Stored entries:
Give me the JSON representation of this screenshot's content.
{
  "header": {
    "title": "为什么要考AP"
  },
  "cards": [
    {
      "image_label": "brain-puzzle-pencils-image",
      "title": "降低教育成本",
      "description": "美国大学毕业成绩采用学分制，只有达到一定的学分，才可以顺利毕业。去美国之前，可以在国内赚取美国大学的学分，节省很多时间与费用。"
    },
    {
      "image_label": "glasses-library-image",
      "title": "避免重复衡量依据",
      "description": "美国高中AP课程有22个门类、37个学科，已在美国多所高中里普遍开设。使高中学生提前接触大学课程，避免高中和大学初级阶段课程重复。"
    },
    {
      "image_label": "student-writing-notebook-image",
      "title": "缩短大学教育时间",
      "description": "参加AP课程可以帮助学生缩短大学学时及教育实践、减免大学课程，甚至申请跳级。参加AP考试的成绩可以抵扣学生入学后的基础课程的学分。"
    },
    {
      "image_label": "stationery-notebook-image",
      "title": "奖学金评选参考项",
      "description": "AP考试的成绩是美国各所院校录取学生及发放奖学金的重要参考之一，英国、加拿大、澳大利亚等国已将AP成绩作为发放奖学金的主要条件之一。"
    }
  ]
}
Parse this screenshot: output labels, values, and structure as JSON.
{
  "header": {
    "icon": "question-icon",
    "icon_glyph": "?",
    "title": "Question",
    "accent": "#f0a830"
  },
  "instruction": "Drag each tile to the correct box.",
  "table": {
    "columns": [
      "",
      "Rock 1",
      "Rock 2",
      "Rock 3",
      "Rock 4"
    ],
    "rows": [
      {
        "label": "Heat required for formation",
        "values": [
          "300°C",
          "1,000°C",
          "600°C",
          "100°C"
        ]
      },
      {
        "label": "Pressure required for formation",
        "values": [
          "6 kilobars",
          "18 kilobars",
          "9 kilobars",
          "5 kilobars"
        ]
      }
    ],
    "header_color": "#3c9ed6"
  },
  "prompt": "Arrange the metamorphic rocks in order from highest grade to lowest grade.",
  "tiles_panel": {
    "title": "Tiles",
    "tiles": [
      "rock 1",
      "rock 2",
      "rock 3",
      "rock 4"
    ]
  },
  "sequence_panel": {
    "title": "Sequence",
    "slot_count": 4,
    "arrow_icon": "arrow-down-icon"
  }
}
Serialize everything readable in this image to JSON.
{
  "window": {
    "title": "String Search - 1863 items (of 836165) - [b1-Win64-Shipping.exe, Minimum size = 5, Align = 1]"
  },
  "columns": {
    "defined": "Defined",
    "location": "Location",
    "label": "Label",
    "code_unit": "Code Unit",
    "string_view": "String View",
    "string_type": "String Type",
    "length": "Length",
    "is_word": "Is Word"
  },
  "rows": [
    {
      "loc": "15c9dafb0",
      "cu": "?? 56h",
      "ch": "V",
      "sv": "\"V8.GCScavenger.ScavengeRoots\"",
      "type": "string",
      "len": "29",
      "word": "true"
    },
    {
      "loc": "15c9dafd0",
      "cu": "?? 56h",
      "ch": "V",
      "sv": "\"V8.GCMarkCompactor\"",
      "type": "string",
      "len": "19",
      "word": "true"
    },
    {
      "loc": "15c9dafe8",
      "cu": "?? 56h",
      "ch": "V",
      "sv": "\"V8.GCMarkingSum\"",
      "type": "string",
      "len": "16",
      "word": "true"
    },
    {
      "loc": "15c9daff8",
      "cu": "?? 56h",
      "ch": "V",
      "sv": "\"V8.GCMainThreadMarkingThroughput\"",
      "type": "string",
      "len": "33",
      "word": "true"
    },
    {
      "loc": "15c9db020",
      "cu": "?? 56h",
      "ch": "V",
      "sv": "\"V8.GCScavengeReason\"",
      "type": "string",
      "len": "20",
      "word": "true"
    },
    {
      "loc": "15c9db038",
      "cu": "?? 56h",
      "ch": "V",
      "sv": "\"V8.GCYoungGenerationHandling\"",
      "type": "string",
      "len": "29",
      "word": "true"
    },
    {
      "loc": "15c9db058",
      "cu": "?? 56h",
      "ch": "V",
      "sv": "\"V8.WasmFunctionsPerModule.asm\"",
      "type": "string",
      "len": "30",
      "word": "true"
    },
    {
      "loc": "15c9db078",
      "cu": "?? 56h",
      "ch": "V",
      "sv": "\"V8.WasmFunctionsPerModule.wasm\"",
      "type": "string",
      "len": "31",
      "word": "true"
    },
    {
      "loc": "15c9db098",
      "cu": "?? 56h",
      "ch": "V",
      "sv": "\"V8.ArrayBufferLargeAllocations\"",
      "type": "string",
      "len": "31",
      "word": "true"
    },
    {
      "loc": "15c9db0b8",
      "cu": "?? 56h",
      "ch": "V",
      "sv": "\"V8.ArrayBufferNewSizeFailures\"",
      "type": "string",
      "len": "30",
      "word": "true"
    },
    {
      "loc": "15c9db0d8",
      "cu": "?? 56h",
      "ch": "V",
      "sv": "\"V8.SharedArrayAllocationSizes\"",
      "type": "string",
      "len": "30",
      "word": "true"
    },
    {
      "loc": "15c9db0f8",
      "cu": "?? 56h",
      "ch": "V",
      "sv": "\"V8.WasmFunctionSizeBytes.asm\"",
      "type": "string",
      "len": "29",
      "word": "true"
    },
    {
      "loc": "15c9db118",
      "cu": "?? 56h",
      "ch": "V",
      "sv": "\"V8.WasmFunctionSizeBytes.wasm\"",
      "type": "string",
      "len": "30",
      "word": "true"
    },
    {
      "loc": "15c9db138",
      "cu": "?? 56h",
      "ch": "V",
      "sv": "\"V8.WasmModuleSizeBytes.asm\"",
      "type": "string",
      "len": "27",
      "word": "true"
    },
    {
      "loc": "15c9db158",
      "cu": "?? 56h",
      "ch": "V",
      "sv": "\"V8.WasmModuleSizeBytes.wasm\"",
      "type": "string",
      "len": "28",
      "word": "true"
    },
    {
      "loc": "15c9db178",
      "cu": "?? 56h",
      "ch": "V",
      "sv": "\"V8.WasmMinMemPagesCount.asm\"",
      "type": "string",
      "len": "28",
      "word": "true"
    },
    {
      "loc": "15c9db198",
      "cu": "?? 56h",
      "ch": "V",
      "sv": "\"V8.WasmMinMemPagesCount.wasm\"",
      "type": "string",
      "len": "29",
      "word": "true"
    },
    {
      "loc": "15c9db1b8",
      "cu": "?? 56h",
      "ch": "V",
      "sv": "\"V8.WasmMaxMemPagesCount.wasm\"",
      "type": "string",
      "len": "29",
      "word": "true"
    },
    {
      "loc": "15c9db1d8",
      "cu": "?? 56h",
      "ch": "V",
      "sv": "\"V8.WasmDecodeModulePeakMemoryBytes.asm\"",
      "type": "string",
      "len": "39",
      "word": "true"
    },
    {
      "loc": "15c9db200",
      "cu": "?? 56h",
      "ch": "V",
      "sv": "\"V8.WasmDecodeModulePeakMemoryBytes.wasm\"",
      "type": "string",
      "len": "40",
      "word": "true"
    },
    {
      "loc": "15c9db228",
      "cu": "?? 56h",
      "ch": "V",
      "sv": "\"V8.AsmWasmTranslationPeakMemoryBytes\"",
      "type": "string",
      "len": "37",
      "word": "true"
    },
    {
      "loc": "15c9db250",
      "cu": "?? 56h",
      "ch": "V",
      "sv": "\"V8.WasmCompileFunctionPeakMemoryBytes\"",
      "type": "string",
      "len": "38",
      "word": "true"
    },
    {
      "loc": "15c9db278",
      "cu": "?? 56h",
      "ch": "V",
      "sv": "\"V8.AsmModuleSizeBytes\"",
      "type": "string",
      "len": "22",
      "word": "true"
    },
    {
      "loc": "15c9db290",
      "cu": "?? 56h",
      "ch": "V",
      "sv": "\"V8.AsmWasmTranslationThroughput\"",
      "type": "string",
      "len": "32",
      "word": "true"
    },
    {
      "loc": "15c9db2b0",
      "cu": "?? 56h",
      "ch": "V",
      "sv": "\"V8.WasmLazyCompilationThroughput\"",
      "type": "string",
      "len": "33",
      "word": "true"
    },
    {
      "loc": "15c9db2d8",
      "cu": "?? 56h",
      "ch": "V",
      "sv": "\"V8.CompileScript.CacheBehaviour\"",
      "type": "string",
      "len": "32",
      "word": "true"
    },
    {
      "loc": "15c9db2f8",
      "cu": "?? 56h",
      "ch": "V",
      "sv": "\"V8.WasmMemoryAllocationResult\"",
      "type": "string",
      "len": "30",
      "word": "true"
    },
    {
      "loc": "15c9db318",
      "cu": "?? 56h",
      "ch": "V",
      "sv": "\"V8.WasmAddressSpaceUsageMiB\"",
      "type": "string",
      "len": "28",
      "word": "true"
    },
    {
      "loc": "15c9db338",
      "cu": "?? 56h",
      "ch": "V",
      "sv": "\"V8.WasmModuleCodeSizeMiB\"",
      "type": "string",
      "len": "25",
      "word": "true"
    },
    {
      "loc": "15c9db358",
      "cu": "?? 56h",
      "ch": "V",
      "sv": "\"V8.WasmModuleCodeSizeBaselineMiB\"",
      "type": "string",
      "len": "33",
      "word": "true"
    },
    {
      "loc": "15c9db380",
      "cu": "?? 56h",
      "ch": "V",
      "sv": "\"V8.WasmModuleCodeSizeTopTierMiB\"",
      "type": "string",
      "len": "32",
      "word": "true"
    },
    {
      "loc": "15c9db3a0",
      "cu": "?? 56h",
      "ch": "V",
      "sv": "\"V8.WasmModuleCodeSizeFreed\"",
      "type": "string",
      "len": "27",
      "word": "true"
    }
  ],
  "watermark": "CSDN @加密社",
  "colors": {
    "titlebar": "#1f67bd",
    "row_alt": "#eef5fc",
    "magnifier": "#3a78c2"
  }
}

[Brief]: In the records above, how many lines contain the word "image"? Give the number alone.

[Exercise solution]: 5